● ACTIVITY
Return the records verbatim.

● GIVEN ENTRIES
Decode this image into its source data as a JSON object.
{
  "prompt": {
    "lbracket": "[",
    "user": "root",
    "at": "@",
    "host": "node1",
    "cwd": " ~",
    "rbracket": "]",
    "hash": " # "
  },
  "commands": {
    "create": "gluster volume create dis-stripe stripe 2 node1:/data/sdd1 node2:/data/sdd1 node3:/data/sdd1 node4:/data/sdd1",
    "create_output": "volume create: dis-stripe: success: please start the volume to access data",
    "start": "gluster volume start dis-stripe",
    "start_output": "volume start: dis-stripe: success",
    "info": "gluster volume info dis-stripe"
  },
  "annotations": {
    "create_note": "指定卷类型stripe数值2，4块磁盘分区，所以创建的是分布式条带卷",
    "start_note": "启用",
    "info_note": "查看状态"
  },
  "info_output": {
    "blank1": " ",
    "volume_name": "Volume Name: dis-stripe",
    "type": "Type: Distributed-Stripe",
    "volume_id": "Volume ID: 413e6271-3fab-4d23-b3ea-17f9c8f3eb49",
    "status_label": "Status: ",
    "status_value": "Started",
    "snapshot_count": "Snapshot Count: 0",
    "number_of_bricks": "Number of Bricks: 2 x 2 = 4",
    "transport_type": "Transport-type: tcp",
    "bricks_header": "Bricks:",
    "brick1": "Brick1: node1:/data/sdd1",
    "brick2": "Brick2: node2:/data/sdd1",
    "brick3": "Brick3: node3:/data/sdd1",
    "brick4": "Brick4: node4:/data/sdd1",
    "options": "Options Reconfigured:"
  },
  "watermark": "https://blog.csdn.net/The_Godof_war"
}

● COMPLETED EXERCISE
Decode this image into its source data as a JSON object.
{
  "prompt": {
    "lbracket": "[",
    "user": "root",
    "at": "@",
    "host": "node1",
    "cwd": " ~",
    "rbracket": "]",
    "hash": " # "
  },
  "commands": {
    "create": "gluster volume create dis-stripe stripe 2 node1:/data/sdd1 node2:/data/sdd1 node3:/data/sdd1 node4:/data/sdd1",
    "create_output": "volume create: dis-stripe: success: please start the volume to access data",
    "start": "gluster volume start dis-stripe",
    "start_output": "volume start: dis-stripe: success",
    "info": "gluster volume info dis-stripe"
  },
  "annotations": {
    "create_note": "指定卷类型stripe数值2，4块磁盘分区，所以创建的是分布式条带卷",
    "start_note": "启用",
    "info_note": "查看状态"
  },
  "info_output": {
    "blank1": " ",
    "volume_name": "Volume Name: dis-stripe",
    "type": "Type: Distributed-Stripe",
    "volume_id": "Volume ID: 413e6271-3fab-4d23-b3ea-17f9c8f3eb49",
    "status_label": "Status: ",
    "status_value": "Started",
    "snapshot_count": "Snapshot Count: 0",
    "number_of_bricks": "Number of Bricks: 2 x 2 = 4",
    "transport_type": "Transport-type: tcp",
    "bricks_header": "Bricks:",
    "brick1": "Brick1: node1:/data/sdd1",
    "brick2": "Brick2: node2:/data/sdd1",
    "brick3": "Brick3: node3:/data/sdd1",
    "brick4": "Brick4: node4:/data/sdd1",
    "options": "Options Reconfigured:"
  },
  "watermark": "https://blog.csdn.net/The_Godof_war"
}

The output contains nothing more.